For any business, projecting cash flowing into and out of the books is vital to maintaining a healthy bottom line. But how can you know what will happen over the next months or year? While this is a challenging process, you can have success by creating and refining a cash flow projection.
Here's a short guide to getting started and making improvements.
Start Your Projection
Begin your cash flow projection by making a spreadsheet with columns for each future month. Rows will include beginning cash, expected additions to cash, and a list of expenses that you will use cash for.
At the bottom, subtract the expenses from beginning cash and the additions. Carry the result to the next month as a starting number. This spreadsheet will be a living document and change as you get more accurate numbers.
This is, of course, a simplified description of the process because the devil is in the details with cash flow projections. You will need to estimate additions to cash through accounts receivable, for instance. Many businesses start by assuming that their customers will pay according to the terms on the invoices. The same can be said about projecting your cash paid out to accounts payable.
Fortunately, you have reliable numbers for other elements in the cash flow, especially regular expenses. Use known due dates for things like insurance premiums, tax payments, and payments on leased equipment or loans. Payroll should also be a steady and reasonably reliable expense. Be sure to look through your books for irregular expenses that happen once per quarter or annually.
Refine the Numbers
Once you start to use the cash flow projection - even if it's not completely accurate at first - you'll be able to continue to refine it over time. One of the best ways is to analyze prior year patterns to help forecast upcoming ones. Do you notice, for instance, that a particular time of year often results in fewer jobs or slower payment by clients? Adjust your assumptions for future time frames.
You can also create more accuracy by looking at the average number of days between billing and payment both for accounts receivable and accounts payable.
In addition, consider collateral changes in some numbers when adjusting others. For example, if you project larger sales or higher payroll during certain seasons, you'll need to include a higher tax payment during those times. If you add a new large asset, the insurance and upkeep costs will need to increase alongside it. Or if you hire more high-risk workers, expect higher workers' compensation insurance rates.
Be honest about making adjustments and using assumptions when refining your numbers - especially if they don't go in the direction you want.
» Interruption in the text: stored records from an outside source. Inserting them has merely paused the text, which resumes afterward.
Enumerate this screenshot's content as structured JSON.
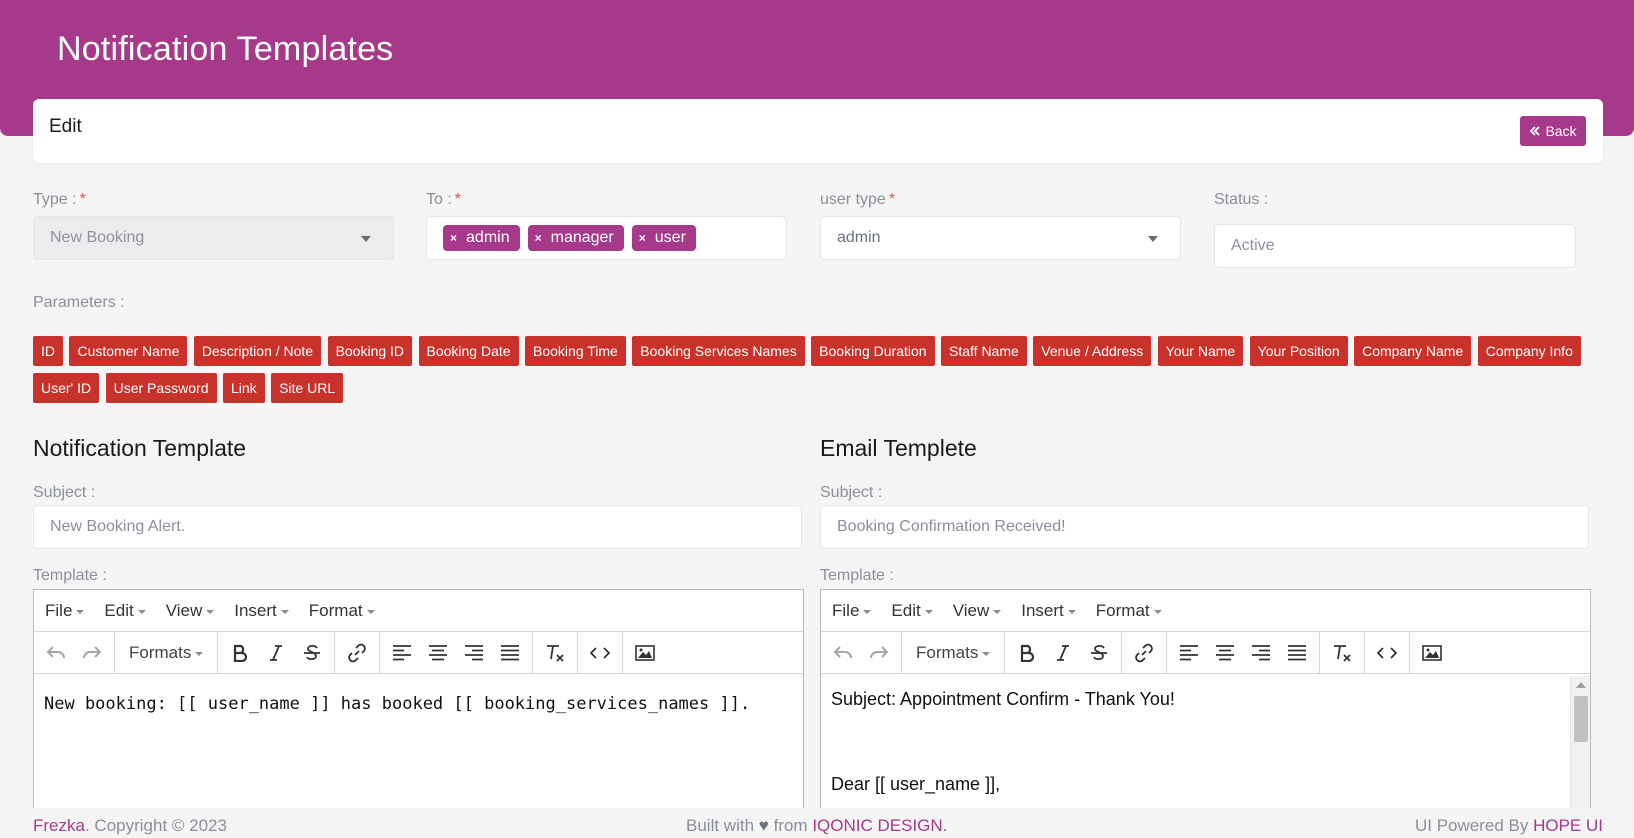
{
  "page": {
    "title": "Notification Templates"
  },
  "card": {
    "title": "Edit",
    "back_label": "Back",
    "back_icon": "double-chevron-left-icon"
  },
  "form": {
    "type": {
      "label": "Type :",
      "required": "*",
      "value": "New Booking"
    },
    "to": {
      "label": "To :",
      "required": "*",
      "tags": [
        "admin",
        "manager",
        "user"
      ],
      "remove_glyph": "×"
    },
    "user_type": {
      "label": "user type",
      "required": "*",
      "value": "admin"
    },
    "status": {
      "label": "Status :",
      "value": "Active"
    }
  },
  "parameters": {
    "label": "Parameters :",
    "items": [
      "ID",
      "Customer Name",
      "Description / Note",
      "Booking ID",
      "Booking Date",
      "Booking Time",
      "Booking Services Names",
      "Booking Duration",
      "Staff Name",
      "Venue / Address",
      "Your Name",
      "Your Position",
      "Company Name",
      "Company Info",
      "User' ID",
      "User Password",
      "Link",
      "Site URL"
    ]
  },
  "notification": {
    "title": "Notification Template",
    "subject_label": "Subject :",
    "subject_value": "New Booking Alert.",
    "template_label": "Template :",
    "content": "New booking: [[ user_name ]] has booked [[ booking_services_names ]]."
  },
  "email": {
    "title": "Email Templete",
    "subject_label": "Subject :",
    "subject_value": "Booking Confirmation Received!",
    "template_label": "Template :",
    "content_line1": "Subject: Appointment Confirm - Thank You!",
    "content_line2": "Dear [[ user_name ]],"
  },
  "editor": {
    "menus": [
      "File",
      "Edit",
      "View",
      "Insert",
      "Format"
    ],
    "formats_label": "Formats"
  },
  "footer": {
    "brand": "Frezka",
    "copyright": ". Copyright © 2023",
    "built_with": "Built with",
    "heart": "♥",
    "from": "from",
    "company": "IQONIC DESIGN",
    "period": ".",
    "powered_by": "UI Powered By",
    "ui": "HOPE UI"
  },
  "colors": {
    "brand": "#a7398b",
    "param_tag": "#c8322b",
    "background": "#f5f5f6"
  }
}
An overly optimistic cash flow projection will only cause frustration and cash difficulties when reality asserts itself later.
Get Professional Assistance
Clearly, cash flow projections can become complicated. If you have a small and simple business, you may be able to create accurate enough forecasts to work with. But as your business grows, seek out some professional assistance with the details.
A certified public accountant has experience in all levels of business cash flow projections, will know what to look for, and will know how to create more accurate assumptions. They also have time to spend doing the legwork required to get correct information if you're a busy business owner.
For help with all your cash flow needs, contact the financial pros at Wright, Ward, Hatten & Guel, PLLC, today. We can help you figure out your future cash needs so you can focus on keeping your business healthy and happy.